Today, the Games of the XXX Olympiad are coming to a close. Every four years in August, the Olympic Summer Games become part of people’s lives around the world. In 2008, 4.7 billion people or 2/3 of the world's population saw part of the Beijing Olympics, according to Nielsen
. Naturally, conversations during those two weeks (and afterwards) keep coming back to the Games. And in an increasingly connected world, conversations about the Olympic Games are going global on Twitter, Facebook, blogs and other social media.
One would think that NBC
as the exclusive broadcast and online rights holder in the US would help inform and facilitate that global conversation about the Games. But as a never ending stream of rants
on Twitter) and ample coverage on blogs
and news sites
show, they are failing their audience. Top events including the opening and closing ceremonies are not broadcast live but delayed until prime time to maximize ad revenue. Online streams are only available to subscribers of specific cable packages, and they are low-res and choppy on top of that. Broadcast content posted online by fans of the Olympic Games gets removed
quickly because of copyright infringement. And NBC prime time coverage fixates on American athletes, largely ignoring foreign athletes and sports where Americans are not likely to medal. I would love to see the best of Olympic sports without a national angle, but that’s nowhere to be found in the US.
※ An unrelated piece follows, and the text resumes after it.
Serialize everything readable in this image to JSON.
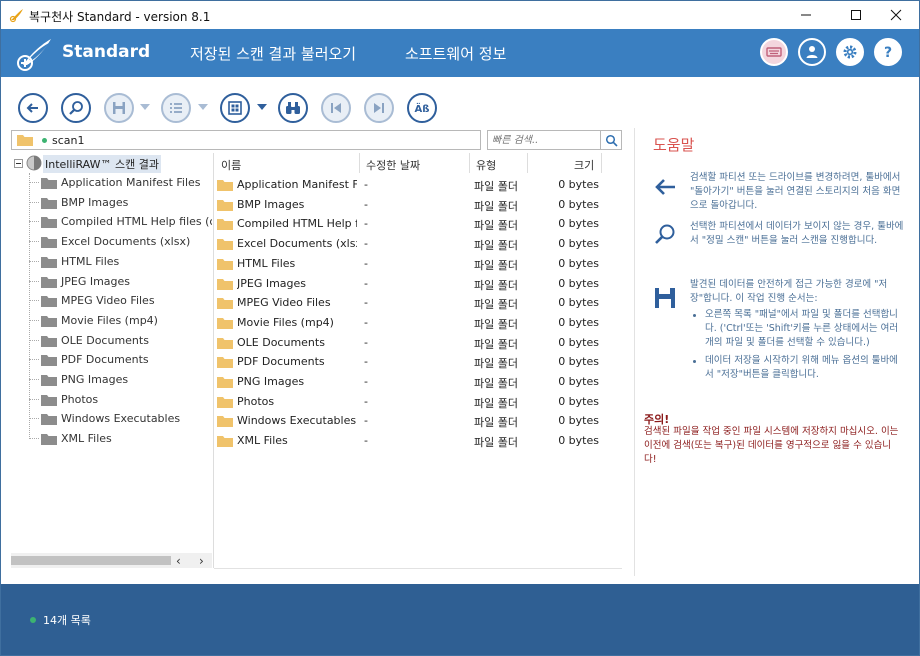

The open data movement is currently gaining a lot of traction. Governments and organizations get several benefits and opportunities from opening up their data. Open data obviously increase transparency by providing interested parties a closer look. More accessibility of data will enable others to hold data publishers accountable, but also to provide feedback and input. “No matter who you are, most of the smartest people in the world don’t work for you” (Sun co-founder Bill Joy). Opening up data provides those smart people a chance to create products, services, analyses and insights from the data that the data publisher could never have dreamed of. And by enabling innovators like entrepreneurs, developers, journalists and others to develop innovative and (potentially) useful products and services, it can power whole new ecosystems like the ones around weather data and GPS data. Open data can help data publishers and at the same time contribute to the greater public good.
How does this relate to the Olympic Games? According to the Olympic Charter, "The International Olympic Committee (IOC) takes all necessary steps in order to ensure the fullest coverage by the different media and the widest possible audience in the world for the Olympic Games." How would the IOC get the ‘fullest coverage’? By opening up data from the Olympic Games and ideally video, audio and imagery along with them and making them available so that innovators can create more products and services that audiences want.
Obviously, that won't happen because the licensing of broadcast rights provides a major contribution to the budget for the Olympics. For the US alone, NBC spent $2.3B for broadcast and online rights for the 2010 Vancouver and 2012 London Olympics, and $4.38B for rights to all Games until 2020. So the IOC won’t be able to simply share the complete feed from the Olympic Broadcasting Services for free. But there are a few things they can do:
- Share comprehensive data from the Olympic Games, including information about the athletes, real-time feeds with results, and other data. Right now, the IOC is still not using its data treasure troves to create an open data Olympics, and still, some amazing visualizations have brought more insights about the London Olympics.
- Work with broadcasters to remove those legacy national viewing restrictions online (e.g. you can’t watch BBC in the US). These national Olympic Games video monopolies stifle competition and lead to sub-par coverage (did I mention #NBCfail?). Allowing competition between broadcasters from different countries will force all of them to provide the coverage that their audiences want (until they do this, there is always TunnelBear).
- Prevent broadcasters from creating walled gardens around the content and ensure live coverage of all events. Sports need to be watched live (especially since the ubiquitous social media are natural born spoilers), and Jeff Jarvis argues that this also makes economic sense.
- Ask broadcast partners to share their content as "open content" and allow audiences to reuse and redistribute broadcast content. Broadcasters will have exclusive rights for first broadcast, but innovators and the crowd can then repackage the content, show highlights, show coverage from different countries, and so much more. This will create buzz, stimulate conversation, and may just drive up broadcast viewership overall. For now, however, people that want to share stories will have to get creative, like the Wall Street Journal with its home made highlights.
The Olympic Games are iconic. They show that sports, competition and team play are important around the world. They can inspire us to lead more healthy and active lives (a message that would be more consistent if we could get rid of those counterproductive McDonald’s and Coca-Cola commercials and endorsements during the Games). By taking a lesson from the Open Data movement, the IOC and NBC have a huge opportunity to expand coverage and audiences for the Games, and make watching, following and talking about them even more fun, in person and online. Fingers crossed for Sochi 2014.